John Eliot Gardiner’s remarkable Bach Cantata Pilgrimage during the anniversary year of 2000 was in a sense leisurely—a year-long feast of cantatas—and yet also quick-paced, with each week requiring the performance of several new works in different venues. As if to underscore the characteristic slowness of pilgrimages, however, the pace of the release of the live recordings from the Pilgrimage has been unhurried—the complete run of twenty-seven volumes has taken a decade, only completed in 2010. Thus, years after the event, we still have the pleasant discovery of new offerings, as in the 2010 release of the cantatas for the Twentieth and Twenty-first Sundays after Trinity (vol. 11).
With a decade’s worth of recordings at hand, by this time it comes as no surprise that there is little to surprise, except perhaps that the ensemble was able to maintain such high quality throughout the run. In this present volume, the characteristic touches are amply present: an often high-energy exuberance, remarkable stylistic fluency, an impressive command of 18th century performance idioms, and a rich sound palette. Whatever languages they may have encountered on their geographical pilgrimage, it is clear that the language of Bach is one they speak with the natural ease of a mother tongue.
The two liturgical days represented here focus on two themes: the parable of the wedding feast (Matthew 22), harnessed as an anticipation of the heavenly banquet in BWV 162, 49, and 180, and Jesus’s healing of the son of a nobleman (John 4), the prompt for musical essays on faith, doubt, and trust in BWV 109, 38, 98, and 188. Some of the cantatas remind of the degree to which the language and the form were conventionalized. “Ach, ich sehe,” BWV 162, for instance, features the kind of musical-word association that was standard, with fluid melodic and rhythmic motion to suggest the “fountain of all mercy” in the soprano aria, “Jesu, Brunnquell aller Gnaden,” or a rollicking bass line and melismatic prolixity to underscore the rejoicing in the alto-tenor duet, “In meinem Gott bin ich erfreut,” sung with admirable tidiness by Sara Mingardo and Christoph Genz.
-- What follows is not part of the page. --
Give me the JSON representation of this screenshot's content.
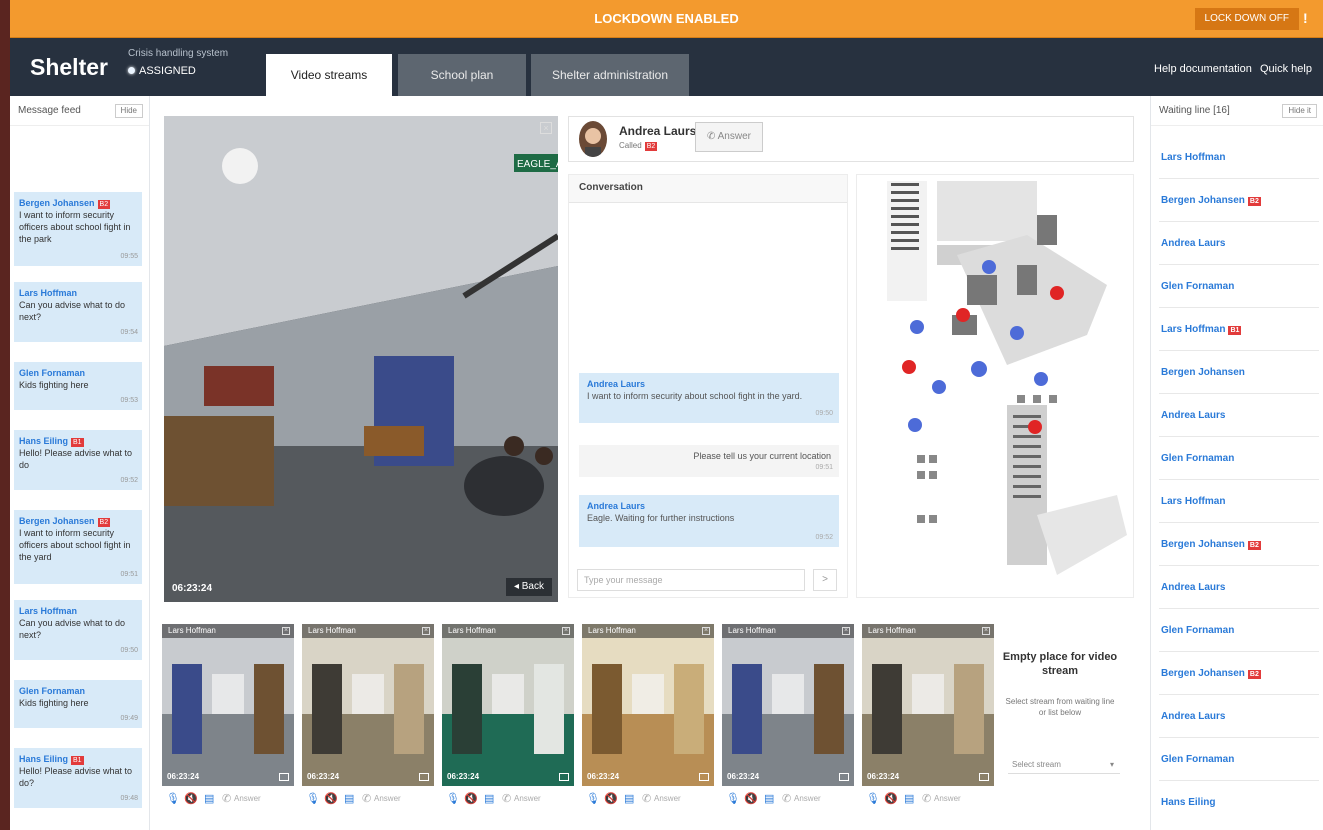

Yet, there is a significant amount of material that also underscores the range of variety and special touches that Bach brought to his sometimes weekly fare. For example, “Ich geh und suche mit Verlangen,” BWV 49, offers love duets between Jesus and the Christian Soul—more familiarly explored in BWV 21—enriched by the orchestrational additions of obligato organ and violoncello piccolo. “Ich glaube, lieber Herr,” BWV 109, offers a stunningly psychological monologue in the tenor recitative “Des Herren Hand,” in which the inner voices of faith and doubt spar one with the other, sung with expressive depth by Paul Agnew. Not all the variety is innovative, of course. The first chorus of “Aus tiefer Not,” BWV 38 is an old-styled motet, though with modern harmony intact.
Most notable among the solo singers are soprano Joanne Lunn, whose clarity and purity of sound is an unalloyed delight, and countertenor William Towers, whose ease in the high range is remarkable, as is the elegance of his contoured phrasing. The ensemble is uniformly in fine form, but perhaps most memorably so in the opening chorus of “Was Gott tut das ist wohlgetan,” BWV 98, where the instrumental playing is particularly refined and the choral sound at its best—admirably clear and free of constraint. Ten years is a long time from recording to release, but, as in the pilgrimage experience, good things are often well worth the wait.